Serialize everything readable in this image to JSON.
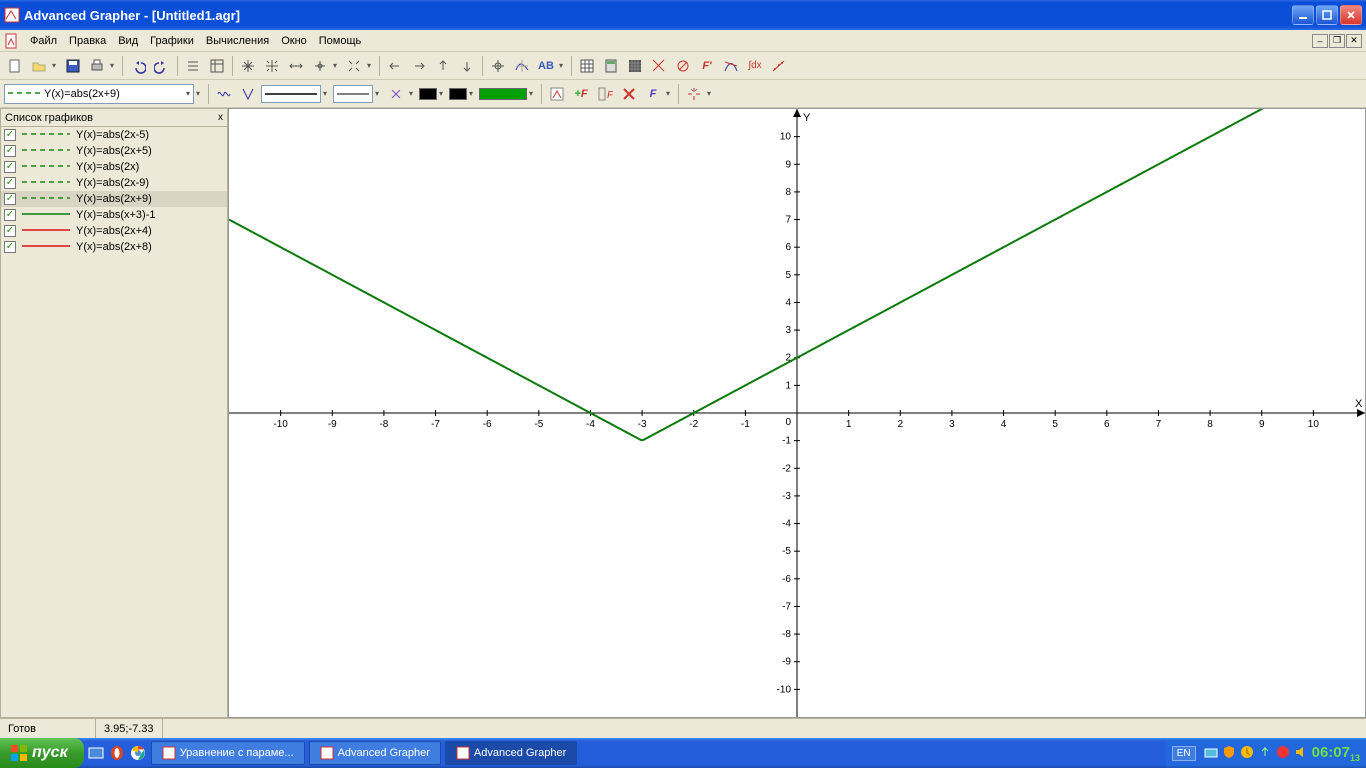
{
  "window": {
    "title": "Advanced Grapher - [Untitled1.agr]"
  },
  "menu": {
    "items": [
      "Файл",
      "Правка",
      "Вид",
      "Графики",
      "Вычисления",
      "Окно",
      "Помощь"
    ]
  },
  "plot_selector": {
    "label": "Y(x)=abs(2x+9)"
  },
  "side_panel": {
    "title": "Список графиков",
    "close": "x"
  },
  "graph_list": [
    {
      "label": "Y(x)=abs(2x-5)",
      "color": "#1a8c1a",
      "dash": true
    },
    {
      "label": "Y(x)=abs(2x+5)",
      "color": "#1a8c1a",
      "dash": true
    },
    {
      "label": "Y(x)=abs(2x)",
      "color": "#1a8c1a",
      "dash": true
    },
    {
      "label": "Y(x)=abs(2x-9)",
      "color": "#1a8c1a",
      "dash": true
    },
    {
      "label": "Y(x)=abs(2x+9)",
      "color": "#1a8c1a",
      "dash": true,
      "selected": true
    },
    {
      "label": "Y(x)=abs(x+3)-1",
      "color": "#0a7a0a",
      "dash": false
    },
    {
      "label": "Y(x)=abs(2x+4)",
      "color": "#e01010",
      "dash": false
    },
    {
      "label": "Y(x)=abs(2x+8)",
      "color": "#e01010",
      "dash": false
    }
  ],
  "status": {
    "ready": "Готов",
    "coords": "3.95;-7.33"
  },
  "taskbar": {
    "start": "пуск",
    "buttons": [
      {
        "label": "Уравнение с параме...",
        "active": false
      },
      {
        "label": "Advanced Grapher",
        "active": false
      },
      {
        "label": "Advanced Grapher",
        "active": true
      }
    ],
    "lang": "EN",
    "clock": "06:07",
    "clock_small": "13"
  },
  "colors": {
    "accent_green": "#00a000",
    "black": "#000000"
  },
  "chart_data": {
    "type": "line",
    "xlabel": "X",
    "ylabel": "Y",
    "xlim": [
      -11,
      11
    ],
    "ylim": [
      -11,
      11
    ],
    "xticks": [
      -10,
      -9,
      -8,
      -7,
      -6,
      -5,
      -4,
      -3,
      -2,
      -1,
      1,
      2,
      3,
      4,
      5,
      6,
      7,
      8,
      9,
      10
    ],
    "yticks": [
      -10,
      -9,
      -8,
      -7,
      -6,
      -5,
      -4,
      -3,
      -2,
      -1,
      1,
      2,
      3,
      4,
      5,
      6,
      7,
      8,
      9,
      10
    ],
    "series": [
      {
        "name": "Y(x)=abs(2x-5)",
        "color": "#1a8c1a",
        "dash": true,
        "expr": "abs(2*x-5)"
      },
      {
        "name": "Y(x)=abs(2x+5)",
        "color": "#1a8c1a",
        "dash": true,
        "expr": "abs(2*x+5)"
      },
      {
        "name": "Y(x)=abs(2x)",
        "color": "#1a8c1a",
        "dash": true,
        "expr": "abs(2*x)"
      },
      {
        "name": "Y(x)=abs(2x-9)",
        "color": "#1a8c1a",
        "dash": true,
        "expr": "abs(2*x-9)"
      },
      {
        "name": "Y(x)=abs(2x+9)",
        "color": "#1a8c1a",
        "dash": true,
        "expr": "abs(2*x+9)"
      },
      {
        "name": "Y(x)=abs(x+3)-1",
        "color": "#0a7a0a",
        "dash": false,
        "expr": "abs(x+3)-1"
      },
      {
        "name": "Y(x)=abs(2x+4)",
        "color": "#e01010",
        "dash": false,
        "expr": "abs(2*x+4)"
      },
      {
        "name": "Y(x)=abs(2x+8)",
        "color": "#e01010",
        "dash": false,
        "expr": "abs(2*x+8)"
      }
    ]
  }
}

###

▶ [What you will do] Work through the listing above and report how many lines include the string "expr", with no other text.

▶ [Answer area] 8